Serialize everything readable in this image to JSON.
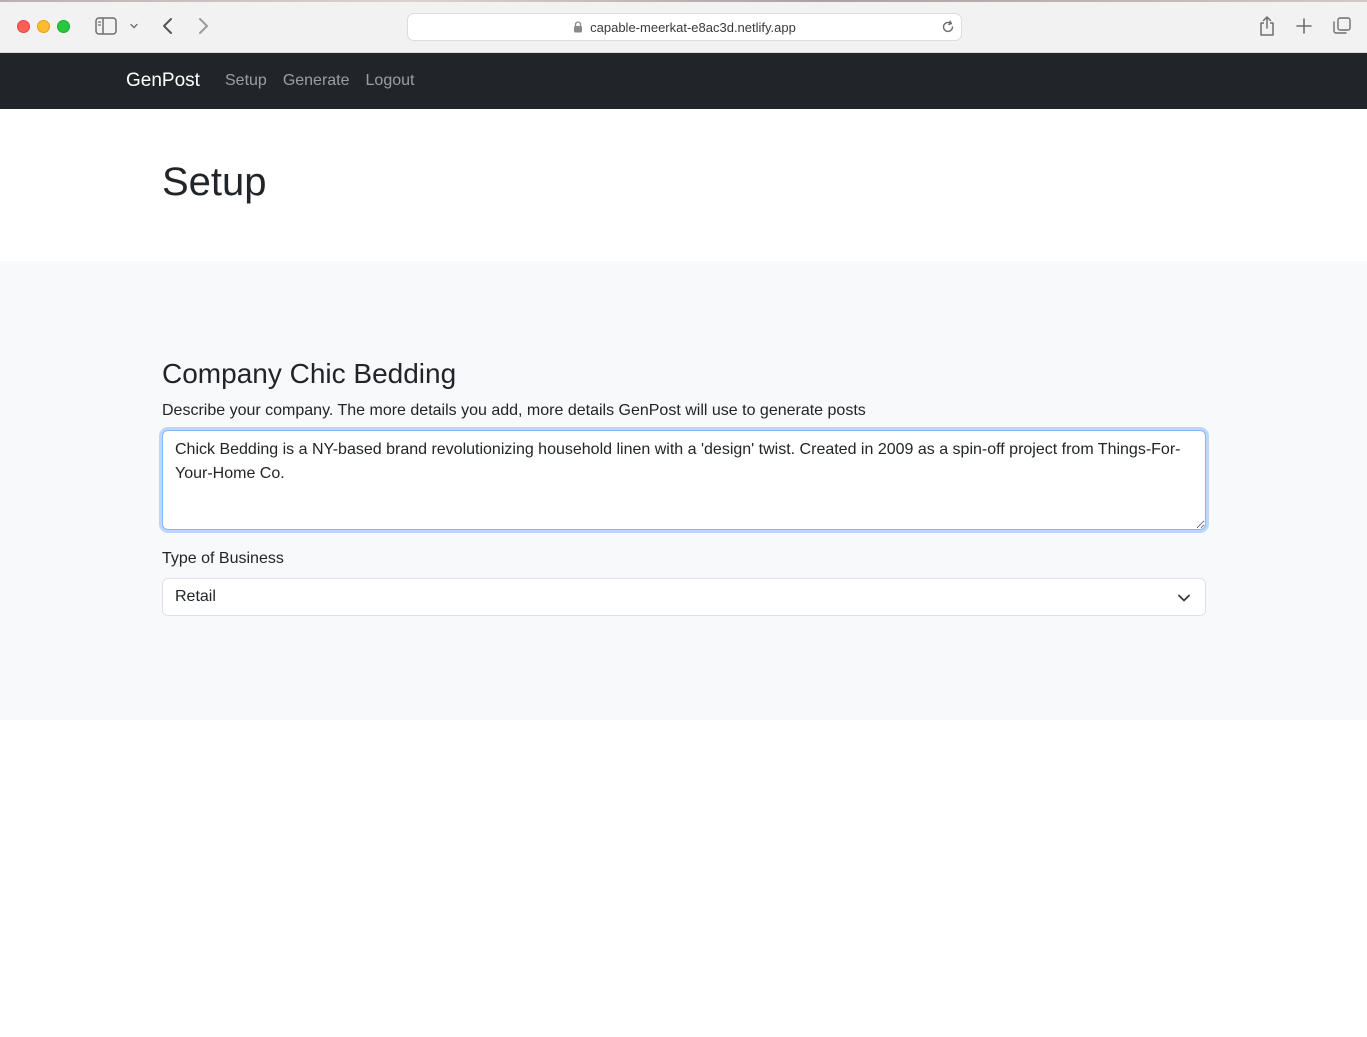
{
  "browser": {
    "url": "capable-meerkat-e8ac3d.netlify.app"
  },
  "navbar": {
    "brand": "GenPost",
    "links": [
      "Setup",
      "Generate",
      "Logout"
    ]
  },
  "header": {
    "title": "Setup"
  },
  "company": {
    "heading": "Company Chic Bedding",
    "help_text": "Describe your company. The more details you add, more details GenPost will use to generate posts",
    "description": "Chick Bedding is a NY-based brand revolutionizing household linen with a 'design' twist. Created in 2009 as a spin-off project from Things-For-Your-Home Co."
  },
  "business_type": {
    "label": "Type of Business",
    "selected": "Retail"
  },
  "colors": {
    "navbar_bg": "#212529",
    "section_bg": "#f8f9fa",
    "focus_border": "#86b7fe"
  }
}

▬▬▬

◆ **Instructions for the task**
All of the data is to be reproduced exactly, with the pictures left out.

◆ **Response to the exercise**
Serialize everything readable in this image to JSON.
{
  "browser": {
    "url": "capable-meerkat-e8ac3d.netlify.app"
  },
  "navbar": {
    "brand": "GenPost",
    "links": [
      "Setup",
      "Generate",
      "Logout"
    ]
  },
  "header": {
    "title": "Setup"
  },
  "company": {
    "heading": "Company Chic Bedding",
    "help_text": "Describe your company. The more details you add, more details GenPost will use to generate posts",
    "description": "Chick Bedding is a NY-based brand revolutionizing household linen with a 'design' twist. Created in 2009 as a spin-off project from Things-For-Your-Home Co."
  },
  "business_type": {
    "label": "Type of Business",
    "selected": "Retail"
  },
  "colors": {
    "navbar_bg": "#212529",
    "section_bg": "#f8f9fa",
    "focus_border": "#86b7fe"
  }
}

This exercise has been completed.